Rosemary Opala remembers:
During the – can it be? – five decades since I worked on Peel Island, the experience has provided material from medical interest to local, social and natural history. Even folklore! Occasionally I’ve been asked to ‘guest speak’ on nursing at the Lazaret, or field queries at a (now rare) island open-day. Invariably comes that question: “Weren’t you afraid of catching it?” To which the reply still remains: “Never gave it a thought.” And this answer would apply to all categories of Peel Island staff – despite that mythical ‘Danger Money’ allegedly needed for patient contact.
Some of us had heard a bit about poor Father Damien long before that truly moving film was contemplated of course. And I recall Matron Ahlberg handing me a little book called Damien the Leper: something about the hazards of sharing the patients’ pipes and blankets, and rather unlikely to involve us. Otherwise, there were no precautionary measures for a condition where even today the means of transmission remain unclear. Hansen’s Disease is said to be the least contagious of any infectious disease. The crumpled cotton gowns we wore on duty were standard public hospital issue against pathogens, but on Peel mainly served to keep our nicely laundered uniforms clean.

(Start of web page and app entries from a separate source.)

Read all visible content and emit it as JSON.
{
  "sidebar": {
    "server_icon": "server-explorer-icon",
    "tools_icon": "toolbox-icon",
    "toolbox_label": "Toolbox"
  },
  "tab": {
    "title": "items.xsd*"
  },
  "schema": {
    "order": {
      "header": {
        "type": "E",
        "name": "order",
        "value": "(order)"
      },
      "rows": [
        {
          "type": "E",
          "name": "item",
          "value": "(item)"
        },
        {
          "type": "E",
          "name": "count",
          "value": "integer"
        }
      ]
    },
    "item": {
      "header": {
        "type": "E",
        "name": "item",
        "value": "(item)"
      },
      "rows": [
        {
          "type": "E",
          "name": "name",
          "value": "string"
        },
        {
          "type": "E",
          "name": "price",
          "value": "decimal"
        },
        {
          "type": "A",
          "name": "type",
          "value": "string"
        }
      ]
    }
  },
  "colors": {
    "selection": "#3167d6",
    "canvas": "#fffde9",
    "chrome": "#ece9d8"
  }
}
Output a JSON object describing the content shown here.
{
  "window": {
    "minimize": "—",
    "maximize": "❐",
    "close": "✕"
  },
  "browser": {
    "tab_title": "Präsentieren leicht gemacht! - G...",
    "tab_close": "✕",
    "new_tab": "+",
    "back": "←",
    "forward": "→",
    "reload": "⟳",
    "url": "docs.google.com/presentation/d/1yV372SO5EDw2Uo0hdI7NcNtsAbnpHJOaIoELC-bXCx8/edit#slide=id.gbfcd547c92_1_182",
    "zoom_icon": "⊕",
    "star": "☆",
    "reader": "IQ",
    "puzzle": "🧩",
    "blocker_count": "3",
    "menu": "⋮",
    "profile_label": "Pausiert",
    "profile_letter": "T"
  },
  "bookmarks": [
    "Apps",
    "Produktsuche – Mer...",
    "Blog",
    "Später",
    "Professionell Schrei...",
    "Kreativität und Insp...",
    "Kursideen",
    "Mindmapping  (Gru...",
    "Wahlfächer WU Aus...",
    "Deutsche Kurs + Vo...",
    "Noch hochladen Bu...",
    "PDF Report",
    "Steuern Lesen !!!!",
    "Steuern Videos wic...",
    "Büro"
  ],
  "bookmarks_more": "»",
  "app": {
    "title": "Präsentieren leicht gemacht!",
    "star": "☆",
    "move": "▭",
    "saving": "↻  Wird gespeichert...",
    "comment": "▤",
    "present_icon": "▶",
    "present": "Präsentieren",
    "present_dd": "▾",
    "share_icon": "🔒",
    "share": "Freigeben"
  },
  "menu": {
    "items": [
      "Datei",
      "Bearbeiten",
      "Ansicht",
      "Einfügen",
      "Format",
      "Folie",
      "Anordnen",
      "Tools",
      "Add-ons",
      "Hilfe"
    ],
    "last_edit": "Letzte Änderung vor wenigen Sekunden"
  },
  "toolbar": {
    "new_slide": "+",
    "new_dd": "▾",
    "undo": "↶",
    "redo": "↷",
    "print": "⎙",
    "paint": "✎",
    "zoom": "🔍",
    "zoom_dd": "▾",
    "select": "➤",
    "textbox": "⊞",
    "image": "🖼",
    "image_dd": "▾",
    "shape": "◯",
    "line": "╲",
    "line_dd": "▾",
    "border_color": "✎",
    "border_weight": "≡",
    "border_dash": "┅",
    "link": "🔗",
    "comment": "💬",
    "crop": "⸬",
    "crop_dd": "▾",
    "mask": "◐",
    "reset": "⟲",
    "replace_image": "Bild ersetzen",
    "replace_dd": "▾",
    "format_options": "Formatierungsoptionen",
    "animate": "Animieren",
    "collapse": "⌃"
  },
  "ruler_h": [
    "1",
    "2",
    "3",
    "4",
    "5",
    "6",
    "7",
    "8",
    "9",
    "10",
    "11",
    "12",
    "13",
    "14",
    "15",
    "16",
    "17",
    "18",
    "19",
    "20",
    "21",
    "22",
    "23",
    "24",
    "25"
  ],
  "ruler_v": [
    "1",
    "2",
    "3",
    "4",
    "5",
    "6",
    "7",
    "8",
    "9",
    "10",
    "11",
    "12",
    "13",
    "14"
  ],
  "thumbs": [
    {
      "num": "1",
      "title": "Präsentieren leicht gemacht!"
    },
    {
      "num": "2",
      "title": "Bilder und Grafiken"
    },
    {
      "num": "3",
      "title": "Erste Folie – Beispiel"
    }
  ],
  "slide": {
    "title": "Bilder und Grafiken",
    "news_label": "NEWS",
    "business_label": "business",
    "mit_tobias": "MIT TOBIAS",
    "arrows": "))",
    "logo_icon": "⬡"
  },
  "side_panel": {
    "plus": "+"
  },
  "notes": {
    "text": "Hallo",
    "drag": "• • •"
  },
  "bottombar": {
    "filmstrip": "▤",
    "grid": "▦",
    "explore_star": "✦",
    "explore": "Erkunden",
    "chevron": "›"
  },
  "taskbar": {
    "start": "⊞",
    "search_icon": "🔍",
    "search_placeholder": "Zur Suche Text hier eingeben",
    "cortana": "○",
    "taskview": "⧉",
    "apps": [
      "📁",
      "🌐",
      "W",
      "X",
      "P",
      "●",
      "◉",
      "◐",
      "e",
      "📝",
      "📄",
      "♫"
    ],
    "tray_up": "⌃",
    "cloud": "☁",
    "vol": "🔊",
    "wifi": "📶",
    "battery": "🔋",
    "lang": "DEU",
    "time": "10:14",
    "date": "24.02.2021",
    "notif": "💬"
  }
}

These over-gowns were in short supply in the larger hospitals even after WWII and, handed on from one nursing shift to the next, were no doubt a focus of cross-infection. Round the time I met my first Peel Islanders in their pavilion-type ward at Wattlebrae (then Brisbane’s infectious diseases collection point), I was recovering from patient-transmitted Whooping Cough. “Reporting sick” was never appreciated, and as I couldn’t produce a Whoop in the Staff Clinic, I returned to my Pertussis patients with a bottle of cough linctus, Phenobarb tablets, and (later on) Pleurisy.
A colleague of mine only found she’d been working with Meningitis when she saw a school of fish swimming along the ward wall. She was put on the ‘seriously ill’ list but made a good recovery.
By contrast, Peel Island was not only a most interesting place of work, but also a real haven! Associated negative attitudes came from friends and family. In the period before the new treatment for H.D. arrived, my mother’s elderly GP reproached me for “throwing away your whole life!” Several of her neighbours stopped calling in.
In my mother’s position, though, I’m sure the issue wasn’t the concern over an irresponsible daughter’s Lost Future, but discomfort at our low-profile family being a Conversation Piece. And without even a broken romance to explain my behaviour!
Further on, as other young and enthusiastic nurses came and went through Peel, that irritation word dedication was heard less often. It has to be remembered that other personnel apart from medical willingly shared the patients’ lives. The permanent staff – all male – included managerial, kitchen, laundry and outside maintenance workers. And let’s not forget the good-hearted attendants (male orderlies) who cared for permanently incapacitated patients either in their little huts or the hospital, after-hours.
When invited, we all shared the patients’ social activities such as tennis, concerts, and dances. Ingrained Hospital Protocol, not fear of contagion, was a factor in nurses not further “fraternising with the patients”. I’ve told elsewhere of how we had to hike across to the Horseshoe to swim, instead of using the patients’ jetty at high tide, because it “wasn’t professional” to be seen in our decorous bathers.
A final word on the matter. Peel Island was a very healthy place for staff. Most bugs were picked up “off-island”, like the Measles that followed my visit to the Ekka.
(Extract from the ebook ‘Peel Island History – A Personal Quest’ Peter Ludlow, April 2015)
This ebook is still available as a PDF file from the author, Peter Ludlow. Click here for details.